Let’s look at a simple test I ran on a VM to show update locks not triggering the “escalator”.

I’m using the WideWorldImporters sample database again. To make sure I get the most update locks possible for my test, I dropped the index on CustomerID:

DROP INDEX [FK_Sales_Orders_CustomerID] ON [Sales].[Orders]

This forces a clustered index scan on all the sample queries I’m going to run below.

I’m running two Extended Events Traces

The first trace is looking at the sqlserver.lock_escalation event. Note that I’m using NO_EVENT_LOSS and MAX_DISPATCH_LATENCY=5 in this trace— that’s because I’m running this against a totally private test instance, and it doesn’t matter if I impact performance.

ADD EVENT sqlserver.lock_escalation(SET collect_database_name=(1),collect_statement=(1)
ADD TARGET package0.event_file(SET filename=N'S:\XEvents\Lock_Escalation.xel')

The second trace is counting the locks used used by session_id=56. It’s looking for locks against a particular object (I don’t care about metadata locks), and it’s putting the output in a histogram target bucketed by the lock mode:

CREATE EVENT SESSION [locks_count_spid_56] ON SERVER 
ADD EVENT sqlserver.lock_acquired(
    WHERE ([package0].[equal_uint64]([sqlserver].[session_id],(56)) 
        AND [associated_object_id]=(72057594047234048.)))
ADD TARGET package0.histogram(SET filtering_event_name=N'sqlserver.lock_acquired',

Note: this article helps decode the integer that represents the lock mode in this trace.

Looking at this, I’m embarrassed by how inconsistent I am at naming traces. But I’m consistently bad at that, so… yeah.

Test query #1 modifies only 165 rows, no lock escalation

Here’s our first contender…

UPDATE Sales.Orders
SET InternalComments = N'Hiya'
WHERE CustomerID = 2

This does a clustered index scan, but modifies only 165 rows. I roll back the transaction just for further testing.

What do the traces have to say?

  • The LockEscalation trace doesn’t say anything. We had NO lock escalation for this trace.
  • The locks_count_spid_56 trace shows
    • 104,184 update locks
    • 2,591 intent update locks
    • 165 exclusive locks
    • 153 intent exclusive locks

We had way more than 5K update locks on this object, but they don’t count toward lock escalation.

Test query #2 modifies 4,951 rows and DOES escalate locks

Before starting this test, I restarted my locks_count_spid_56 trace to reset it. Then I ran this query:

UPDATE Sales.Orders
SET InternalComments = N'Hoya'
WHERE CustomerID > 1013

This also does a clustered index scan, and modifies just under 5,000 rows. So it would seem like this wouldn’t escalate. Let’s see!

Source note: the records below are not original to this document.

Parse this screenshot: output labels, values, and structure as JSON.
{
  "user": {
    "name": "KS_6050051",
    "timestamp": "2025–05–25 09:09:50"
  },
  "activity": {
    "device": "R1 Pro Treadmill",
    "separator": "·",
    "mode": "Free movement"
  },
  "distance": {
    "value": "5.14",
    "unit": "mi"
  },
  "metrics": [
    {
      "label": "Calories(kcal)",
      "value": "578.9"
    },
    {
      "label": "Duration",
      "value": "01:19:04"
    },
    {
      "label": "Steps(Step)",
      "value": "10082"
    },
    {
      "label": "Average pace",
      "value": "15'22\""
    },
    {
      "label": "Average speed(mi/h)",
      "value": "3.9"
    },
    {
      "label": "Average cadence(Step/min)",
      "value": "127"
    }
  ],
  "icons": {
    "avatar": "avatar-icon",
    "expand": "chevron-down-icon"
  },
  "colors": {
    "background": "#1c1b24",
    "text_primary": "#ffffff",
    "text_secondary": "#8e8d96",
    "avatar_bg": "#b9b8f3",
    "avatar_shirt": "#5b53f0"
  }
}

  • The LockEscalation trace has a row! This escalated.
    • escalation_cause = Lock threshold
    • escalated_lock_count (number of locks converted) = 6,248
    • hobt_lock_count (number of locks at time of escalation) = 6,247
    • The statement collected matches this query. (The recompile hint in the query is there to prevent auto-parameterization in this simple, so it’s very clear which query was run.)
  • The locks_count_spid_56 trace shows
    • 97,842 update locks
    • 2,340 intent update locks
    • 4,475 exclusive locks
    • 1,772 intent exclusive locks

Time for a little math

4,475 exclusive locks + 1,772 intent exclusive locks = 6,247 locks at the time of escalation.

The update and intent update locks don’t count toward escalation.

What does this all mean?

Good indexing can reduce the number of update locks that queries take out – that can reduce blocking, because update locks block one another. And besides, good indexing can make queries faster.

Lock escalation converts exclusive and intent exclusive locks. The initial threshold to trigger lock escalation is 5,000 locks used in a single table reference, but you might hit that threshold even if you’re modifying less than 5,000 rows.

If you have to modify a lot of rows in a table that’s being used by others where performance matters, lock escalation is one of multiple factors that makes it desirable to break the modifications up into smaller transactions.

Having lock escalation isn’t necessarily a bad thing. If escalation succeeds, it’s possible that the query with escalated locks doesn’t end up blocking anyone else. You need to monitor the SQL Server to know whether or not you’ve got a blocking problem, and who is blocking whom.